There’s a lot to lose if your company experiences a data breach. A recent study by the Ponemon Institute of 850 executives found that 44% of companies believe it can take 10 months to 2 years for a company to restore its reputation following a breach of customer data. These breaches have long-term effects on a brand's value. Importantly what type of data loss has the greatest effect on reputation, customer data, financial data, employee data. According to the study victim organizations lost anywhere from $184 million to more than $330 million in the value of their brands. At best, their brands' value lost 12 per cent of their value prior to the breach.
No shortage of competitors waiting to attract dissatisfied customers following a security breach.
"The loss or theft of sensitive customer data, as our study quantifies, can have a serious impact on the economic value of a company's reputation," said Larry Ponemon, chairman and founder of the Ponemon Institute. "We believe this study makes a powerful point about the importance of taking steps to reduce the likelihood of a data breach."
Reports of data breaches affecting some of today's largest companies continue to grab news headlines globally.

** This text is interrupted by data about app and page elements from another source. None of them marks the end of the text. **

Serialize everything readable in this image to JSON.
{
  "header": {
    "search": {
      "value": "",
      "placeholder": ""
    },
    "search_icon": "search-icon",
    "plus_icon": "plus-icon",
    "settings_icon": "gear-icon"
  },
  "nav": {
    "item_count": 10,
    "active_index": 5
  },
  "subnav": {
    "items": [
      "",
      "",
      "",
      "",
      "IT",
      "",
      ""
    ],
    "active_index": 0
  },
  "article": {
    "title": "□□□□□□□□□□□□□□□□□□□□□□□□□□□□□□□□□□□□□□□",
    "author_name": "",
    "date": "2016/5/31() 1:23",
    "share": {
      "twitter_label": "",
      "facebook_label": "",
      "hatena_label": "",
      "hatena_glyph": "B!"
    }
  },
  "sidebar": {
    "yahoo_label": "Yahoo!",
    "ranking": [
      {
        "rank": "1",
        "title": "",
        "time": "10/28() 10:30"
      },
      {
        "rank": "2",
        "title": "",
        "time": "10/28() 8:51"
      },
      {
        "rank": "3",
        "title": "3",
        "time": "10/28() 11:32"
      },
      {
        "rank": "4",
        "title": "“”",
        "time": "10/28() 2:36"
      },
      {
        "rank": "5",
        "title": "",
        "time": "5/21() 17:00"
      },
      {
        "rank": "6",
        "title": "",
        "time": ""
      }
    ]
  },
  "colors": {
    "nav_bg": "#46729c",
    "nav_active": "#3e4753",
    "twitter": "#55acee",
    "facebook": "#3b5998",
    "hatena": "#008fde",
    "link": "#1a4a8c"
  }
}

All organizations are susceptible to breaches of data, yet many are not prepared or equipped to handle the aftermath. For a company in the centre of a data breach incident, making amends and correcting previous errors to earn back the trust of their customers can be very difficult. When the balance of trust is compromised, it remains to be seen whether this confidence can ever be fully restored. In competitive industries and with today’s fast paced and unforgiving business environment, there is no shortage of competitors waiting to attract dissatisfied customers following a security breach.
The relationship between reputation and the bottom line is closely aligned as Sony experienced with its high profile data breach incident. This breach gave criminals access to 20 million accounts which including email addresses, phone numbers, passwords, and in some cases credit card numbers. Much of this information was for sale in several cybercrime forums. Following the breach Sony had to pay several substantial fines as a result suffered serious brand damage. Anything that can tarnish a brand will ultimately affect a company’s bottom line as damaged reputation can directly result in a reduced customer base, costly litigation and reduced revenue.
Anything that can tarnish a brand can affect a company’s bottom line.
"A solid reputation is a company's greatest asset, if you are responsible for a large amount of card payments and log-in details then keeping that personal data secure has to be your priority. Business leaders must take precautionary steps to protect themselves, their customers, their employees and their intellectual property against data breaches," said Ronan Kavanagh, CEO TitanHQ.
Plenty of companies have had security holes and weaknesses exposed in their systems but have been able to minimize the severity of the incident because of a strong response and through proving that proactive security processes have been implemented as a priority. Perception is reality in the public eye and how a company is perceived can ultimately lead to its success or failure. Regardless of length of time in business a data breach incident can rapidly call into question the quality and integrity of a company’s brand, products and services. It’s time that organizations take a proactive approach by asking how they can best protect their businesses against data disclosure events.